The novel was nominated for the British Science Fiction Award in 1990,[7] the Nebula Award for Best Novel in 1991,[8] and both the John W. Campbell Memorial Award and the Prix Aurora Award in 1992.[9]


The 1993 video game The Chaos Engine (released as Soldiers of Fortune in the USA) was based on The Difference Engine.[10]

The 2003 grand strategy wargame, Victoria: An Empire Under the Sun features an easter egg in which the Manhattan Commune is a release-able nation. The nation also appears in the 2010 sequel Victoria II.
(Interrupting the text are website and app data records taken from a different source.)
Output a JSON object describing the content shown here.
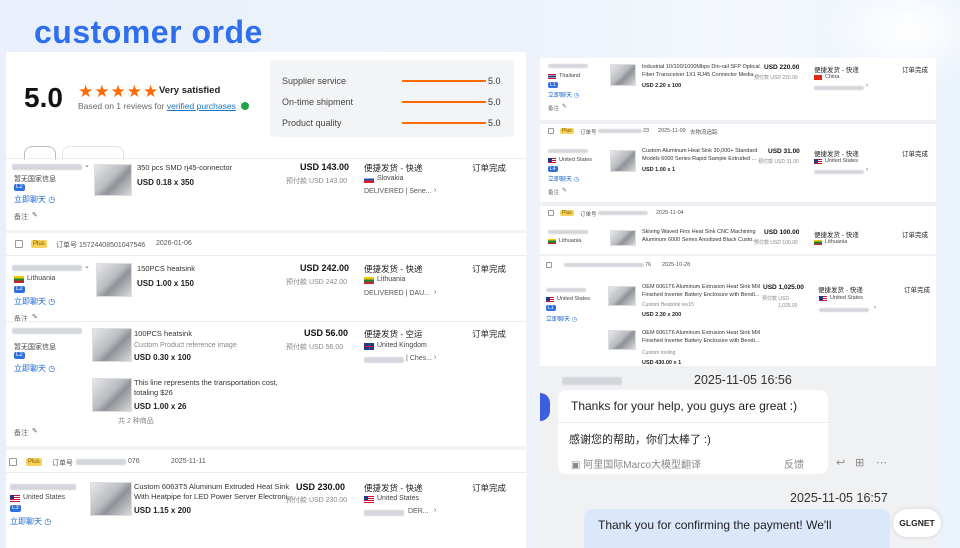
{
  "banner": {
    "title": "customer orde"
  },
  "rating": {
    "score": "5.0",
    "stars": "★★★★★",
    "summary": "Very satisfied",
    "based_on": "Based on 1 reviews for",
    "verified_link": "verified purchases",
    "criteria": [
      {
        "label": "Supplier service",
        "value": "5.0"
      },
      {
        "label": "On-time shipment",
        "value": "5.0"
      },
      {
        "label": "Product quality",
        "value": "5.0"
      }
    ]
  },
  "left_orders": {
    "o1": {
      "country_blur": "暂无国家信息",
      "level": "L2",
      "chat": "立即聊天",
      "note": "备注",
      "product": "350 pcs SMD rj45-connector",
      "unit": "USD 0.18 x 350",
      "price": "USD 143.00",
      "estimated": "预付款 USD 143.00",
      "shipping": "便捷发货 - 快递",
      "country": "Slovakia",
      "delivery": "DELIVERED | Sene...",
      "status": "订单完成"
    },
    "o2_header": {
      "plus": "Plus",
      "order_no": "订单号 15724408501047546",
      "date": "2026-01-06"
    },
    "o2": {
      "country": "Lithuania",
      "level": "L2",
      "chat": "立即聊天",
      "note": "备注",
      "product": "150PCS heatsink",
      "unit": "USD 1.00 x 150",
      "price": "USD 242.00",
      "estimated": "预付款 USD 242.00",
      "shipping": "便捷发货 - 快递",
      "ship_country": "Lithuania",
      "delivery": "DELIVERED | DAU...",
      "status": "订单完成"
    },
    "o3": {
      "country_blur": "暂无国家信息",
      "level": "L2",
      "chat": "立即聊天",
      "note": "备注",
      "product": "100PCS heatsink",
      "product_sub": "Custom Product reference image",
      "unit": "USD 0.30 x 100",
      "product2": "This line represents the transportation cost,",
      "product2_line2": "totaling $26",
      "unit2": "USD 1.00 x 26",
      "total_items": "共 2 种商品",
      "price": "USD 56.00",
      "estimated": "预付款 USD 56.00",
      "shipping": "便捷发货 - 空运",
      "ship_country": "United Kingdom",
      "delivery": "| Ches...",
      "status": "订单完成"
    },
    "o4_header": {
      "plus": "Plus",
      "order_no": "订单号",
      "order_tail": "076",
      "date": "2025-11-11"
    },
    "o4": {
      "country": "United States",
      "level": "L3",
      "chat": "立即聊天",
      "product": "Custom 6063T5 Aluminum Extruded Heat Sink",
      "product_line2": "With Heatpipe for LED Power Server Electroni...",
      "unit": "USD 1.15 x 200",
      "price": "USD 230.00",
      "estimated": "预付款 USD 230.00",
      "shipping": "便捷发货 - 快递",
      "ship_country": "United States",
      "delivery": "DER...",
      "status": "订单完成"
    }
  },
  "right_orders": {
    "r1": {
      "country": "Thailand",
      "level": "L1",
      "chat": "立即聊天",
      "note": "备注",
      "product": "Industrial 10/100/1000Mbps Din-rail SFP Optical",
      "product_line2": "Fiber Transceiver 1X1 RJ45 Connector Media ...",
      "unit": "USD 2.20 x 100",
      "price": "USD 220.00",
      "estimated": "预付款 USD 220.00",
      "shipping": "便捷发货 - 快递",
      "ship_country": "China",
      "status": "订单完成"
    },
    "r2_header": {
      "plus": "Plus",
      "order_no": "订单号",
      "order_tail": "23",
      "date": "2025-11-09",
      "tag": "去物流追踪"
    },
    "r2": {
      "country": "United States",
      "level": "L4",
      "chat": "立即聊天",
      "note": "备注",
      "product": "Custom Aluminum Heat Sink 30,000+ Standard",
      "product_line2": "Models 6000 Series Rapid Sample Extruded ...",
      "unit": "USD 1.00 x 1",
      "price": "USD 31.00",
      "estimated": "预付款 USD 31.00",
      "shipping": "便捷发货 - 快递",
      "ship_country": "United States",
      "status": "订单完成"
    },
    "r3_header": {
      "plus": "Plus",
      "order_no": "订单号",
      "date": "2025-11-04"
    },
    "r3": {
      "country": "Lithuania",
      "product": "Skiving Waved Fins Heat Sink CNC Machining",
      "product_line2": "Aluminum 6000 Series Anodized Black Custo...",
      "price": "USD 100.00",
      "estimated": "预付款 USD 100.00",
      "shipping": "便捷发货 - 快递",
      "ship_country": "Lithuania",
      "status": "订单完成"
    },
    "r4_header": {
      "order_tail": "76",
      "date": "2025-10-28"
    },
    "r4": {
      "country": "United States",
      "level": "L1",
      "chat": "立即聊天",
      "product": "OEM 6061T6 Aluminum Extrusion Heat Sink Mill",
      "product_line2": "Finished Inverter Battery Enclosure with Bendi...",
      "product_sub": "Custom Heatsink rev15",
      "unit": "USD 2.30 x 200",
      "product2": "OEM 6061T6 Aluminum Extrusion Heat Sink Mill",
      "product2_line2": "Finished Inverter Battery Enclosure with Bendi...",
      "product2_sub": "Custom tooling",
      "unit2": "USD 430.00 x 1",
      "price": "USD 1,025.00",
      "estimated": "预付款 USD",
      "estimated2": "1,025.00",
      "shipping": "便捷发货 - 快递",
      "ship_country": "United States",
      "status": "订单完成"
    }
  },
  "chat": {
    "time1": "2025-11-05 16:56",
    "message1": "Thanks for your help, you guys are great :)",
    "translation1": "感谢您的帮助，你们太棒了 :)",
    "translate_source": "阿里国际Marco大模型翻译",
    "feedback": "反馈",
    "time2": "2025-11-05 16:57",
    "message2": "Thank you for confirming the payment! We'll",
    "assistant_badge": "GLGNET"
  },
  "colors": {
    "accent": "#2d6ff0",
    "star": "#ff6a00",
    "link": "#1a67d2"
  }
}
  1. ^ '"Secret Agent", Chap. 5, 'Laurence Oliphant, Anne Taylor, Oxford University Press, 1982
  2. ^ Sterling, Bruce. The Hacker Crackdown: Law and Disorder on the Electronic Frontier, 1992; download link from Project Gutenberg
  3. ^ Sybil
  4. ^ Clayton, Jay, Charles Dickens in Cyberspace: The Afterlife of the Nineteenth Century in Postmodern Culture, Oxford University Press (2003), pp. 105-18
  5. ^ Sussman, Herbert (1994). "Cyberpunk Meets Charles Babbage". Victorian Studies. 38: 1–23.
  6. ^ McHale, Brian (1992). "Difference Engine". ANQ. 5: 220–23. doi:10.1080/0895769x.1992.10542775.
  7. ^ "1990 Award Winners & Nominees". Worlds Without End. Retrieved 2009-07-17.
  8. ^ "1991 Award Winners & Nominees". Worlds Without End. Retrieved 2009-07-17.
  9. ^ "1992 Award Winners & Nominees". Worlds Without End. Retrieved 2009-07-16.
  10. ^ Locke, Phil (December 2013). "Creating Chaos". Retro Gamer (122). Imagine Publishing. p. 72.

External linksEdit